Me: “If sharing your research data counted, in some way, towards you achieving tenure and promotion, would you be more likely to do it?”
Faculty: “Yes, of course!”
I’d bring this evidence to the university, sweeping changes would be made, data sharing would proliferate and all would be well.
I was wrong.
Speaking broadly, only about half of the faculty members surveyed said that changing the tenure and promotion process would make them more likely to share their data.
While 76% of the faculty were interested in sharing data in the future, and 84% said that data generation or collection is important to their research, half of faculty said that shared research data has little to no impact on their scholarly community and almost a quarter of faculty said they are unable to judge the impact.

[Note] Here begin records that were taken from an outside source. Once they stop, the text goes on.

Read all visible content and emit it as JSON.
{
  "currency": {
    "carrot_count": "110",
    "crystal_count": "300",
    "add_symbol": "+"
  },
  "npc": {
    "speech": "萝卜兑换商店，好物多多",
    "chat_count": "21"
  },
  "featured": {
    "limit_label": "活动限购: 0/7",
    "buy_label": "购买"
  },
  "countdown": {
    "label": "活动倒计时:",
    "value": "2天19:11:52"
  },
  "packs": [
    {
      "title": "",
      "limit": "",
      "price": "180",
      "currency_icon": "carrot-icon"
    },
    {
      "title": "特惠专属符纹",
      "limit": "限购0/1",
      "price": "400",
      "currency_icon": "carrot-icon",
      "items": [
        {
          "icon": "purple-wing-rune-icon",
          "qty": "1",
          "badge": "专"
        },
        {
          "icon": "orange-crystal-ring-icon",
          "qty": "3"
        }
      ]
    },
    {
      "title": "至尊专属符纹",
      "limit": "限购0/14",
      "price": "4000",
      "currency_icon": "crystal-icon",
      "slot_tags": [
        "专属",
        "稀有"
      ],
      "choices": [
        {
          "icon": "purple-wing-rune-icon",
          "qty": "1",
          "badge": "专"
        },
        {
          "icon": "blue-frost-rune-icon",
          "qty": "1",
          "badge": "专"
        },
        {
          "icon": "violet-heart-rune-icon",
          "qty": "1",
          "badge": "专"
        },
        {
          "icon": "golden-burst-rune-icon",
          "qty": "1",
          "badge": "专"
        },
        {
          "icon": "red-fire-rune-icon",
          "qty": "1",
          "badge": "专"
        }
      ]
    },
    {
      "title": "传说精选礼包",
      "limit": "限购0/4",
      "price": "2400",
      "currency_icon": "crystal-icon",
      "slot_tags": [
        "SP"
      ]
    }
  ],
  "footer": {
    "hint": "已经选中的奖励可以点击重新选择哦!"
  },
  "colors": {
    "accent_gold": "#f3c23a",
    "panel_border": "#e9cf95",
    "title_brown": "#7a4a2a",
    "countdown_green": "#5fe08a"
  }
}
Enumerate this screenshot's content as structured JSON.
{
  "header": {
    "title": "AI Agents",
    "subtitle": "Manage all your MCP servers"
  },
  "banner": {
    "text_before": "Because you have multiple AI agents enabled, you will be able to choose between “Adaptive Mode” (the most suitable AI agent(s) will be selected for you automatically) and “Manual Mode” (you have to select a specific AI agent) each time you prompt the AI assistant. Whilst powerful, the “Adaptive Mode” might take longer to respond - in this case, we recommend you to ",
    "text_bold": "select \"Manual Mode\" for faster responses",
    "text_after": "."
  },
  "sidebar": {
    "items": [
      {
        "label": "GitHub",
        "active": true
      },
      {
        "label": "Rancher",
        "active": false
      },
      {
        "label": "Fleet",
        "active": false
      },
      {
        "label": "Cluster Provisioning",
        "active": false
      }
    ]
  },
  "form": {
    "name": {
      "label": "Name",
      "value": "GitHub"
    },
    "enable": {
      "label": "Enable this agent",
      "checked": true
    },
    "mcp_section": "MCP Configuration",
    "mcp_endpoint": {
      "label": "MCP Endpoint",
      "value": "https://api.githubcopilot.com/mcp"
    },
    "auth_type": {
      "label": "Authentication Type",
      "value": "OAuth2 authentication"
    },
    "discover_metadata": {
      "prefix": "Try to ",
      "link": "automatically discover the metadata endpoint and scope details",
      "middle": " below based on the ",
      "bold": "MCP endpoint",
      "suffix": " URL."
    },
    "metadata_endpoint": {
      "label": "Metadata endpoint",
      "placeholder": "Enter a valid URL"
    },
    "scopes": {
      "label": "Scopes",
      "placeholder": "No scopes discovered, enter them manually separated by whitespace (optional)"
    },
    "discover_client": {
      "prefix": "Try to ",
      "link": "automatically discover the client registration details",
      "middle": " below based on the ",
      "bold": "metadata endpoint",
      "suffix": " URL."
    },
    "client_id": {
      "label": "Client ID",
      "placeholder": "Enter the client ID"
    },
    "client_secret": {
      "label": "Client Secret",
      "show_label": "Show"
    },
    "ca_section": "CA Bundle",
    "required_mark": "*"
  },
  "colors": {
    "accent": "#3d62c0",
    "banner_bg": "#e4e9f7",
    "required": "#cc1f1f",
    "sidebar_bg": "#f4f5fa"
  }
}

Okay, let’s back up.
The tenure system is supposed to measure, among several things like teaching, service, etc., someone’s impact on their scholarly community. According to this idea there should be a correlation between the things that impact your scholarly community and the things that impact you achieving tenure. Now, back to the survey.
I asked faculty to rate the impact of several research products on their scholarly community as well as on their tenure and promotion. 94% of faculty rated ‘peer-reviewed journal articles’ at ‘high impact’ (the top of the scale) for impact upon their scholarly community, and 96% of faculty rated ‘peer-reviewed journal articles’ at ‘high impact’ upon their tenure and promotion. This supports the idea that because peer-viewed journal articles have a high impact on the scholarly community, they have a high impact on the tenure and promotion process.
Shared research data had a similar impact correlation, though on the opposite end of the impact spectrum. Little impact on the scholarly community means little impact on the tenure and promotion process. Bad news for data sharing. Reductively speaking, I believe this to be the essence of the argument: contributions that are valuable to a research community should be rewarded in the tenure and promotion process; shared research data isn’t valuable to the research community; therefore, data sharing should not be rewarded.
Also, I received several responses from faculty saying that they were obligated not to share their data because of the kind of research they were doing, be it in defense, the private sector, or working with personally identifiable or sensitive data. They felt that if the university started rewarding data sharing, they would be unfairly punished because of the nature of their research. Some suggested that a more local implementation of a data sharing policy, perhaps on a departmental basis or an individual opt-in system might be fairer to researchers who can’t share their data for one reason or another.
So what does this mean?
Firstly, it means that there’s a big perception gap on the importance of ‘my data to my research’, and the importance of ‘my data to someone else’s research’. Closing this gap could go a long way to increasing data sharing. Secondly, it means that the tenure and promotion system is a complicated, political mechanism and trying to leverage it as a way to incentivize data sharing is not easy or straightforward. For now, I’ve decided not to try and pursue amending the local tenure system, however I have hope that as interest in data sharing grows we can find meaningful ways that reward people who choose to share their data.
Note: the work described above is being prepared for publication in 2015.